NEW YORK 's The United Nations Human Rights Council (UNHCR) has delivered a shopping list of recommendations to the
On 19 March during the 7th Session of the UN Human Rights Council, the snappily-titled UN Special Rapporteur on contemporary forms of racism, racial discrimination, xenophobia and related intolerance, Doudou DiÃ¨ne, submitted reports on all three countries.
The Senegalese bureaucrat visited the
However, Diene does also identify things individual to each country, particularly concerned with language, citizenship issues among ethnic Russians and serious job and educational discrimination against Roma people.
Some of his recommendations will be controversial 's particularly in
The Baltic Times has read all three reports and summarises the main points below:
Russian groups Diene spoke with told him that "statelessness remains a central problem that mostly affects the Russian-speaking community. They highlighted that although the overall citizenship application procedures have been facilitated, they still pose problems to a number of vulnerable groups. The cost of language courses in Estonian was seen as a major obstacle for the economically marginalized segments of the population. The reimbursement of the expenses with language courses was not seen as helpful, since it only applies after the exam and covers exclusively candidates that are successful in the language examinations. The Special Rapporteur was informed that many candidates need to take the exam more than once, which entails an even higher cost. The situation of Russian-speaking elders was also considered as vulnerable, since the majority of people within this group have difficulties in terms of language instruction."
Diene said he was "particularly impressed" by a roundtable meeting he had with community groups in the Russian-majority Ida Virumaa region.
"The members of the Roundtable demonstrate a profound understanding of intercommunity relations, making a deliberate 's and appropriate 's choice for a process of multicultural integrationâ€¦ The fact that this experience takes place in a region largely inhabited by the Russian-speaking community shows the potential of inter-community relations as a means to foster tolerance and understanding." the report says.
His recommendations for Estonia include a demand that "The Government should establish a broad process of consultation with a view to reducing the gap in historical perceptions between the Estonian and Russian-speaking communities," and a belief that "The language policy in Estonia should be subject to an open and inclusive debate, in close consultation with ethnic minorities, aimed at finding strategies that better reflect the multilingual character of Estonian society."
Latvia gets an even more serious examination from Diene, who expresses concern that "A grave indicator of the increase in racism and discrimination mentioned by civil society interlocutors was the mounting number of racially motivated crimes committed in the past years. This included a surge in incitement to racial, ethnic and religious hatred, often fuelled by politicians from extremist parties."

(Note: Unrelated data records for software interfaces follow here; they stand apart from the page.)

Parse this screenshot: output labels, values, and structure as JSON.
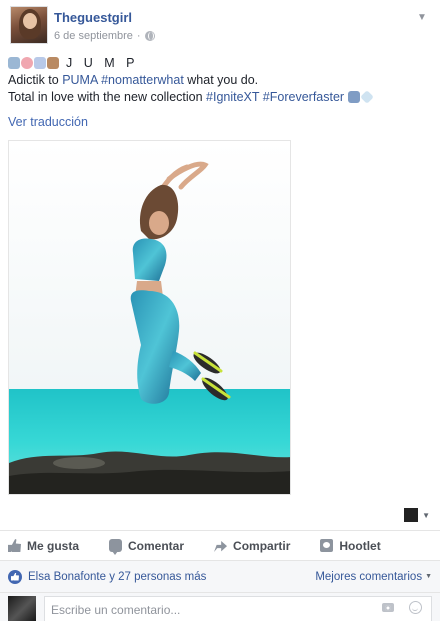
{
  "post": {
    "author": "Theguestgirl",
    "date": "6 de septiembre",
    "privacy_icon": "globe-icon",
    "line1_text": "J U M P",
    "line2_prefix": "Adictik to ",
    "line2_brand": "PUMA",
    "line2_hashtag": "#nomatterwhat",
    "line2_suffix": " what you do.",
    "line3_prefix": "Total in love with the new collection ",
    "line3_tag1": "#IgniteXT",
    "line3_tag2": "#Foreverfaster",
    "translate_link": "Ver traducción",
    "photo_icon": "jumping-woman-photo"
  },
  "actions": {
    "like": "Me gusta",
    "comment": "Comentar",
    "share": "Compartir",
    "hootlet": "Hootlet"
  },
  "likes": {
    "text": "Elsa Bonafonte y 27 personas más",
    "top_comments": "Mejores comentarios"
  },
  "comment_box": {
    "placeholder": "Escribe un comentario..."
  },
  "colors": {
    "link": "#365899",
    "accent": "#4267b2",
    "sea": "#2fc9c9"
  }
}
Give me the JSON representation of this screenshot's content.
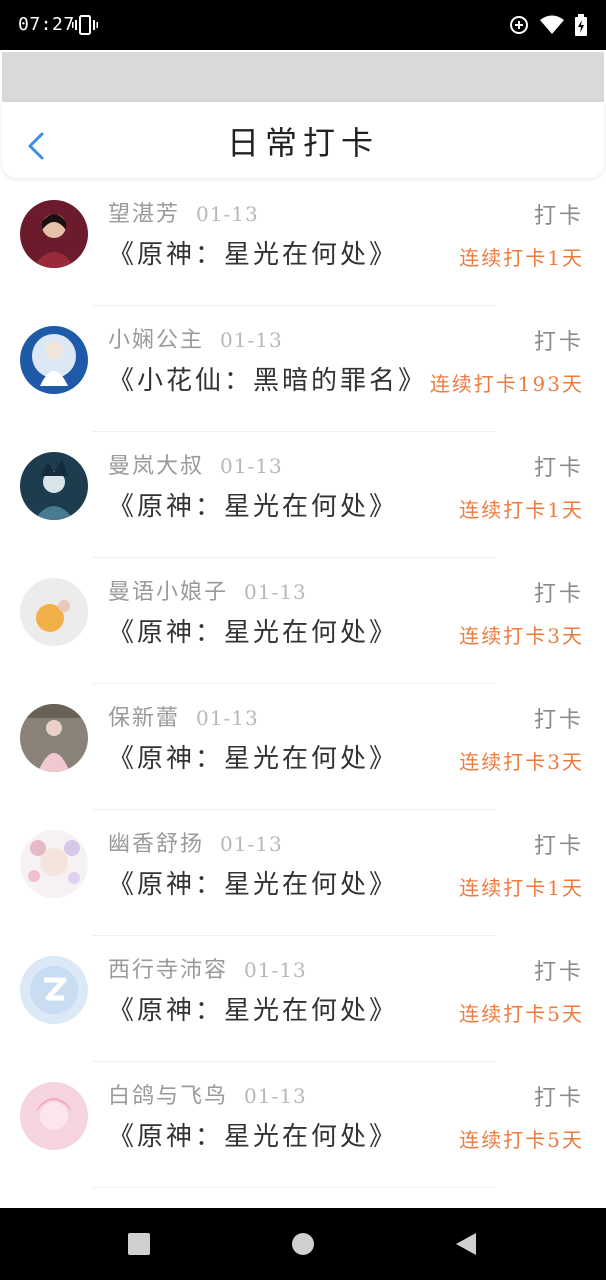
{
  "status_bar": {
    "time": "07:27",
    "icons": [
      "vibrate-icon",
      "data-saver-icon",
      "wifi-icon",
      "battery-icon"
    ]
  },
  "header": {
    "title": "日常打卡",
    "back_icon": "chevron-left-icon",
    "accent_color": "#3a8ee6"
  },
  "checkin_label": "打卡",
  "streak_color": "#ef7a3d",
  "entries": [
    {
      "user": "望湛芳",
      "date": "01-13",
      "book": "《原神：星光在何处》",
      "streak": "连续打卡1天"
    },
    {
      "user": "小娴公主",
      "date": "01-13",
      "book": "《小花仙：黑暗的罪名》",
      "streak": "连续打卡193天"
    },
    {
      "user": "曼岚大叔",
      "date": "01-13",
      "book": "《原神：星光在何处》",
      "streak": "连续打卡1天"
    },
    {
      "user": "曼语小娘子",
      "date": "01-13",
      "book": "《原神：星光在何处》",
      "streak": "连续打卡3天"
    },
    {
      "user": "保新蕾",
      "date": "01-13",
      "book": "《原神：星光在何处》",
      "streak": "连续打卡3天"
    },
    {
      "user": "幽香舒扬",
      "date": "01-13",
      "book": "《原神：星光在何处》",
      "streak": "连续打卡1天"
    },
    {
      "user": "西行寺沛容",
      "date": "01-13",
      "book": "《原神：星光在何处》",
      "streak": "连续打卡5天"
    },
    {
      "user": "白鸽与飞鸟",
      "date": "01-13",
      "book": "《原神：星光在何处》",
      "streak": "连续打卡5天"
    }
  ],
  "nav_bar": {
    "buttons": [
      "recents-square-icon",
      "home-circle-icon",
      "back-triangle-icon"
    ]
  }
}
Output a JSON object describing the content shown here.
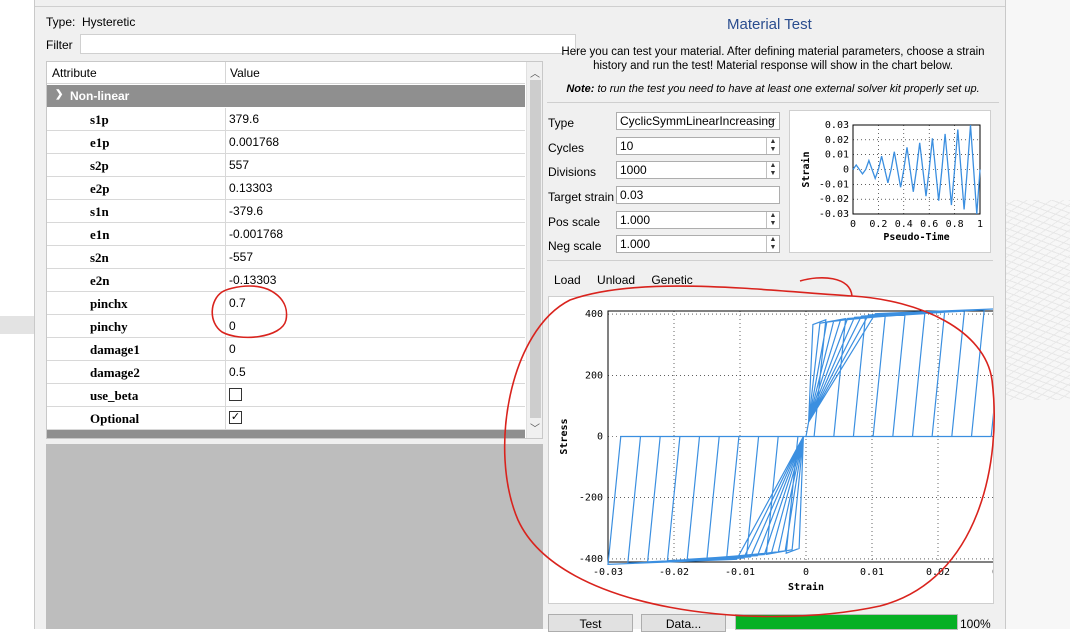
{
  "left": {
    "type_label": "Type:",
    "type_value": "Hysteretic",
    "filter_label": "Filter",
    "columns": [
      "Attribute",
      "Value"
    ],
    "category": "Non-linear",
    "rows": [
      {
        "k": "s1p",
        "v": "379.6"
      },
      {
        "k": "e1p",
        "v": "0.001768"
      },
      {
        "k": "s2p",
        "v": "557"
      },
      {
        "k": "e2p",
        "v": "0.13303"
      },
      {
        "k": "s1n",
        "v": "-379.6"
      },
      {
        "k": "e1n",
        "v": "-0.001768"
      },
      {
        "k": "s2n",
        "v": "-557"
      },
      {
        "k": "e2n",
        "v": "-0.13303"
      },
      {
        "k": "pinchx",
        "v": "0.7"
      },
      {
        "k": "pinchy",
        "v": "0"
      },
      {
        "k": "damage1",
        "v": "0"
      },
      {
        "k": "damage2",
        "v": "0.5"
      },
      {
        "k": "use_beta",
        "v": ""
      },
      {
        "k": "Optional",
        "v": "✓"
      }
    ]
  },
  "right": {
    "title": "Material Test",
    "description": "Here you can test your material. After defining material parameters, choose a strain history and run the test! Material response will show in the chart below.",
    "note_bold": "Note:",
    "note_text": " to run the test you need to have at least one external solver kit properly set up.",
    "fields": {
      "type_label": "Type",
      "type_value": "CyclicSymmLinearIncreasing",
      "cycles_label": "Cycles",
      "cycles_value": "10",
      "divisions_label": "Divisions",
      "divisions_value": "1000",
      "target_label": "Target strain",
      "target_value": "0.03",
      "pos_label": "Pos scale",
      "pos_value": "1.000",
      "neg_label": "Neg scale",
      "neg_value": "1.000"
    },
    "tabs": [
      "Load",
      "Unload",
      "Genetic"
    ],
    "test_button": "Test",
    "data_button": "Data...",
    "progress": 100,
    "progress_label": "100%"
  },
  "chart_data": [
    {
      "type": "line",
      "xlabel": "Pseudo-Time",
      "ylabel": "Strain",
      "xlim": [
        0,
        1
      ],
      "ylim": [
        -0.03,
        0.03
      ],
      "xticks": [
        "0",
        "0.2",
        "0.4",
        "0.6",
        "0.8",
        "1"
      ],
      "yticks": [
        "0.03",
        "0.02",
        "0.01",
        "0",
        "-0.01",
        "-0.02",
        "-0.03"
      ],
      "series": [
        {
          "x": [
            0,
            0.025,
            0.075,
            0.1,
            0.125,
            0.175,
            0.2,
            0.225,
            0.275,
            0.3,
            0.325,
            0.375,
            0.4,
            0.425,
            0.475,
            0.5,
            0.525,
            0.575,
            0.6,
            0.625,
            0.675,
            0.7,
            0.725,
            0.775,
            0.8,
            0.825,
            0.875,
            0.9,
            0.925,
            0.975,
            1.0
          ],
          "y": [
            0,
            0.003,
            -0.003,
            0,
            0.006,
            -0.006,
            0,
            0.009,
            -0.009,
            0,
            0.012,
            -0.012,
            0,
            0.015,
            -0.015,
            0,
            0.018,
            -0.018,
            0,
            0.021,
            -0.021,
            0,
            0.024,
            -0.024,
            0,
            0.027,
            -0.027,
            0,
            0.03,
            -0.03,
            0
          ],
          "color": "#3b8fe0"
        }
      ]
    },
    {
      "type": "line",
      "xlabel": "Strain",
      "ylabel": "Stress",
      "xlim": [
        -0.03,
        0.03
      ],
      "ylim": [
        -420,
        420
      ],
      "xticks": [
        "-0.03",
        "-0.02",
        "-0.01",
        "0",
        "0.01",
        "0.02",
        "0.03"
      ],
      "yticks": [
        "400",
        "200",
        "0",
        "-200",
        "-400"
      ],
      "grid": true,
      "series": [
        {
          "name": "",
          "color": "#3b8fe0"
        }
      ]
    }
  ]
}
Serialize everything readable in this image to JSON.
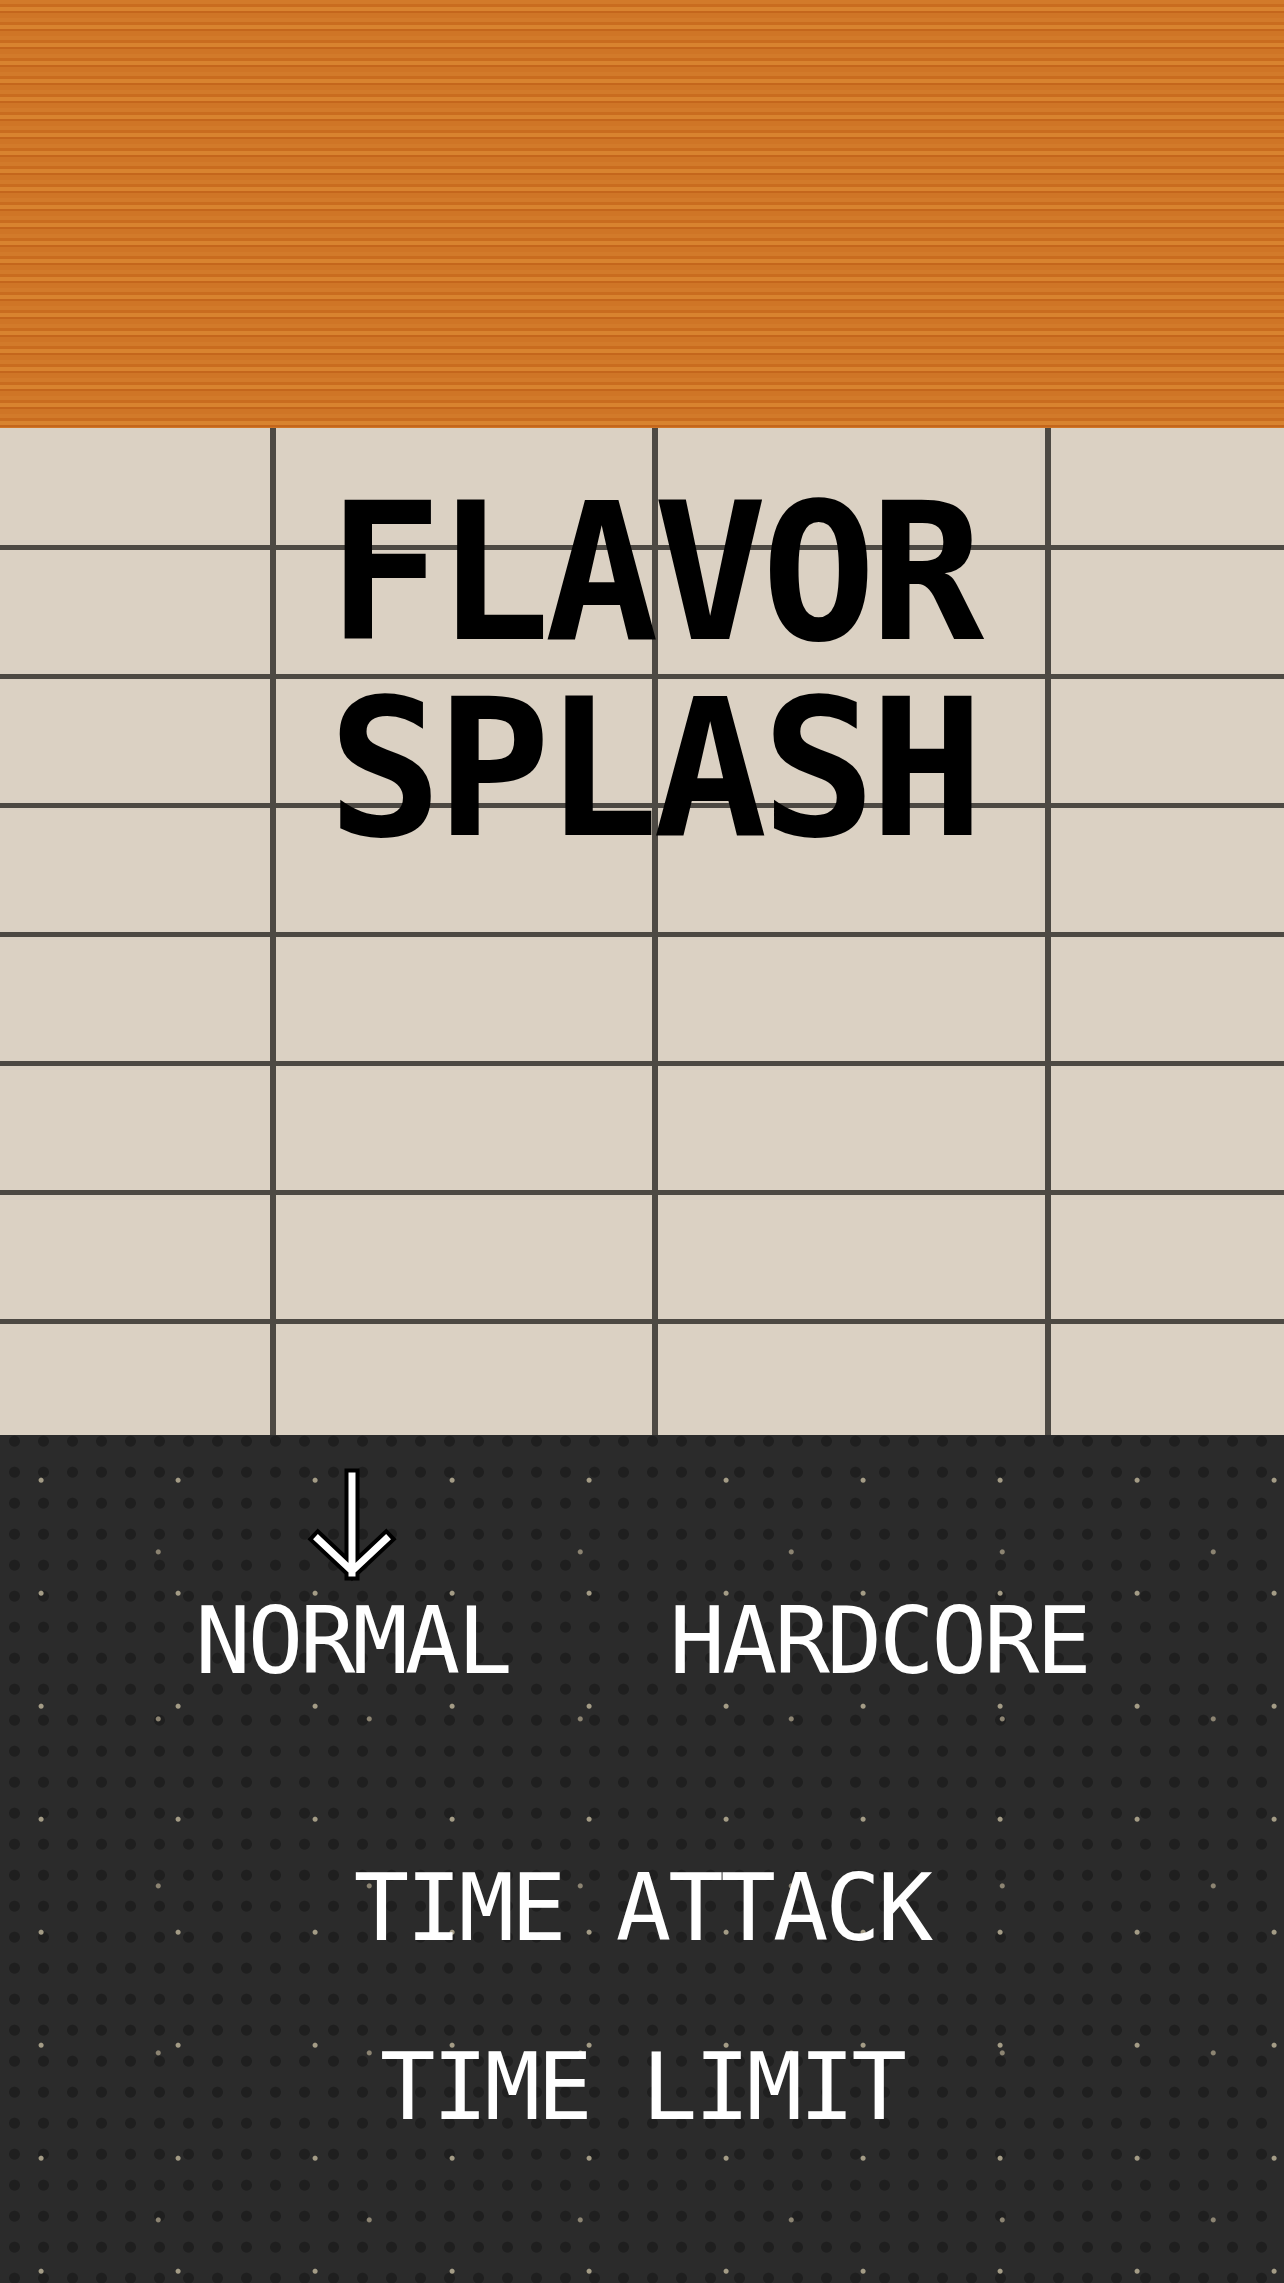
{
  "title": "FLAVOR SPLASH",
  "menu": {
    "rows": [
      {
        "options": [
          {
            "label": "NORMAL",
            "selected": true
          },
          {
            "label": "HARDCORE",
            "selected": false
          }
        ]
      },
      {
        "options": [
          {
            "label": "TIME ATTACK",
            "selected": false
          }
        ]
      },
      {
        "options": [
          {
            "label": "TIME LIMIT",
            "selected": false
          }
        ]
      }
    ]
  }
}
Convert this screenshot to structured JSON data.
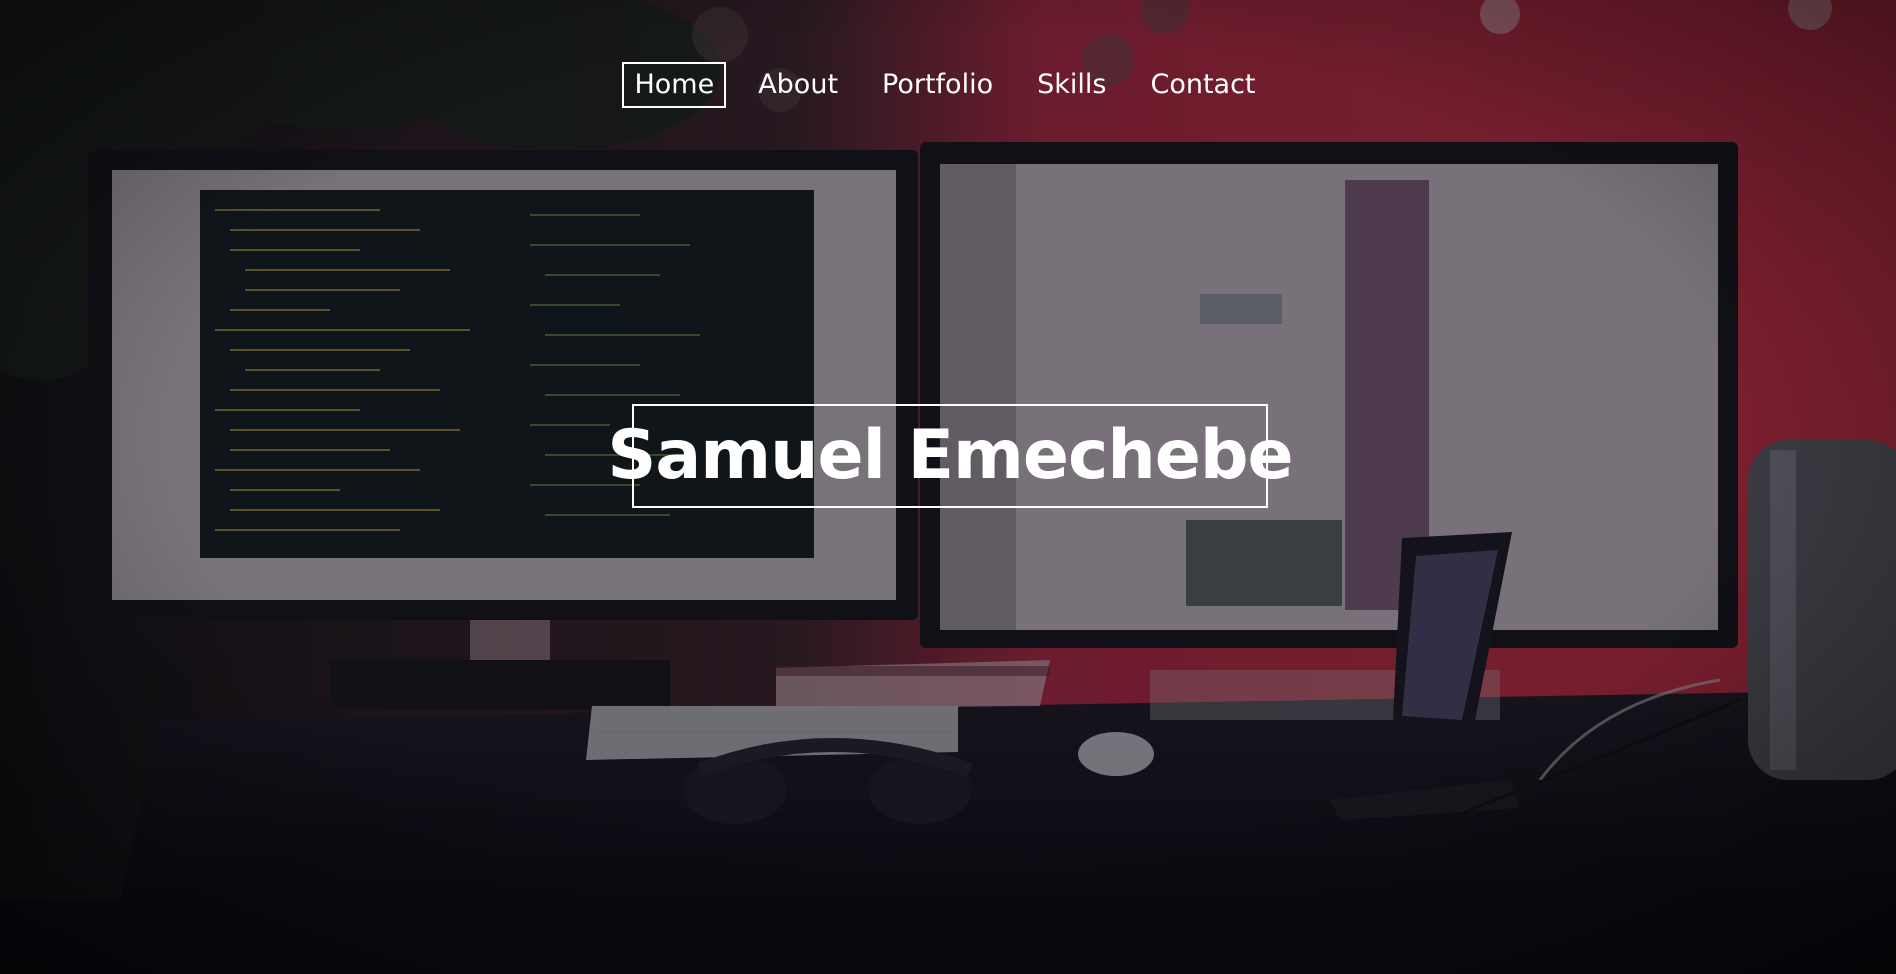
{
  "nav": {
    "items": [
      {
        "label": "Home",
        "active": true
      },
      {
        "label": "About",
        "active": false
      },
      {
        "label": "Portfolio",
        "active": false
      },
      {
        "label": "Skills",
        "active": false
      },
      {
        "label": "Contact",
        "active": false
      }
    ]
  },
  "hero": {
    "title": "Samuel Emechebe",
    "background": "dim photo of a desk with two monitors showing code, keyboard, headphones and phone against a red wall"
  },
  "colors": {
    "text": "#ffffff",
    "wall": "#c02a3e",
    "overlay": "#0a0a10"
  }
}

Latvian legislation is described as "severely deficient in terms of responding to hate speech and racially motivated crimes," and an amendment approved by the Saeima in 2006 to include racism as an aggravating factor in criminal acts is considered "incomplete and overly general."
The report continues to say that: "Members of the Russian-speaking communities expressed the view that the most important form of discrimination in
"Apart from the problem of citizenship, the Russian-speaking communities highlighted concerns over language policy in
Diene wades even further into the controversial question of the use of the Russian language and ends up backing changes in Latvian law that would see Russian used in an official capacity and grant passports to ethnic Russians automatically.
"Insofar as citizenship regulations are concerned, the Government should revisit the existing requirements for naturalization with the objective of facilitating the granting of citizenship to non-citizens and implementing the commitments established by the 1961 Convention on the Reduction of Statelessness. In particular, the Government should consider appropriate measures to tackle the problem of the low level of registration as citizens of children born in
However, he also notes that "Latvian society has a history of tolerance, muticulturalism and openness to distinct cultures," that should be a major element in tackling modern-day discrimination.
Though he includes many common concerns in his coverage of
During his visit, he reports that "he noted with concern the profound discrimination faced by the Roma community, particularly in the fields of employment, education and housing." Non-European minorities have also faced growing problems in terms of racist violence as well as hate speech.
"The Special Rapporteur visited the largest Roma settlement in
But it wasn't all gloom and doom, as "The Special Rapporteur noted with interest that one of the most popular singers in
In non-UN speak, the fact that people like gypsy music suggests that they can also like gypsies.
However, Diene believes that "The Roma community in
His Lithuanian recommendations include strengthening the Criminal Code to include making "committing an offence with a racist motivation or aim an aggravating circumstance" and the strengthening of the Office of the Ombudsperson on Equal Opportunities.
In a somewhat unexpected sudden jump he also recommends that "As an integral part of the focus on new minorities, the Government should engage in efforts to prevent the emergence of Islamophobia as well as discrimination and prejudice against other religions, particularly those that were not historically present in